Work to complete: The records that follow need to be printed exactly. Leave out each image.

Given entries:

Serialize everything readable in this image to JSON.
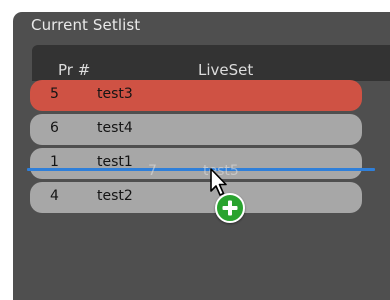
{
  "panel": {
    "title": "Current Setlist"
  },
  "columns": {
    "pr": "Pr #",
    "liveset": "LiveSet"
  },
  "rows": [
    {
      "number": "5",
      "name": "test3",
      "state": "selected"
    },
    {
      "number": "6",
      "name": "test4",
      "state": "normal"
    },
    {
      "number": "1",
      "name": "test1",
      "state": "normal"
    },
    {
      "number": "4",
      "name": "test2",
      "state": "normal"
    }
  ],
  "drag": {
    "ghost_number": "7",
    "ghost_name": "test5",
    "cursor_icon": "arrow-cursor-icon",
    "badge_icon": "plus-icon"
  },
  "colors": {
    "panel": "#4f4f4f",
    "header": "#333333",
    "row": "#a7a7a7",
    "row_selected": "#cf5244",
    "drop_indicator": "#2f7fd9",
    "add_badge": "#29a32f"
  }
}
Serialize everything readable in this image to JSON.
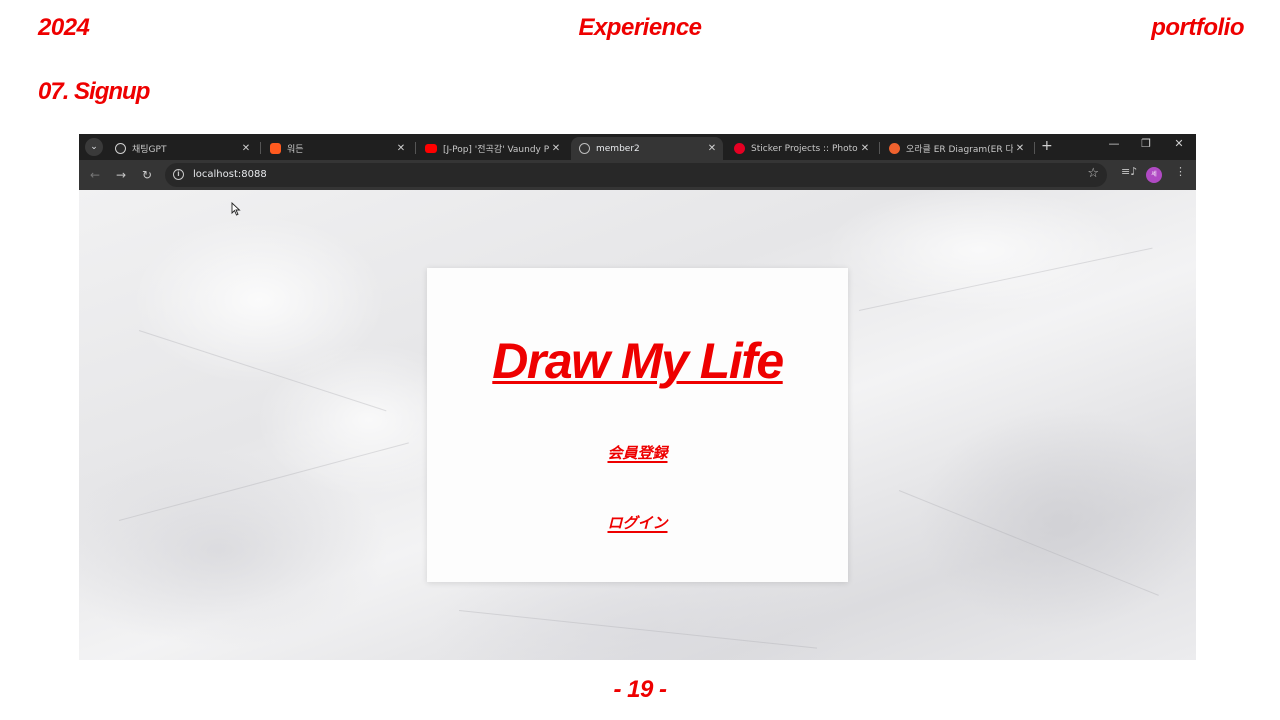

Solved exercise:
Serialize everything readable in this image to JSON.
{
  "panel": {
    "title": "Current Setlist"
  },
  "columns": {
    "pr": "Pr #",
    "liveset": "LiveSet"
  },
  "rows": [
    {
      "number": "5",
      "name": "test3",
      "state": "selected"
    },
    {
      "number": "6",
      "name": "test4",
      "state": "normal"
    },
    {
      "number": "1",
      "name": "test1",
      "state": "normal"
    },
    {
      "number": "4",
      "name": "test2",
      "state": "normal"
    }
  ],
  "drag": {
    "ghost_number": "7",
    "ghost_name": "test5",
    "cursor_icon": "arrow-cursor-icon",
    "badge_icon": "plus-icon"
  },
  "colors": {
    "panel": "#4f4f4f",
    "header": "#333333",
    "row": "#a7a7a7",
    "row_selected": "#cf5244",
    "drop_indicator": "#2f7fd9",
    "add_badge": "#29a32f"
  }
}
Serialize everything readable in this image to JSON.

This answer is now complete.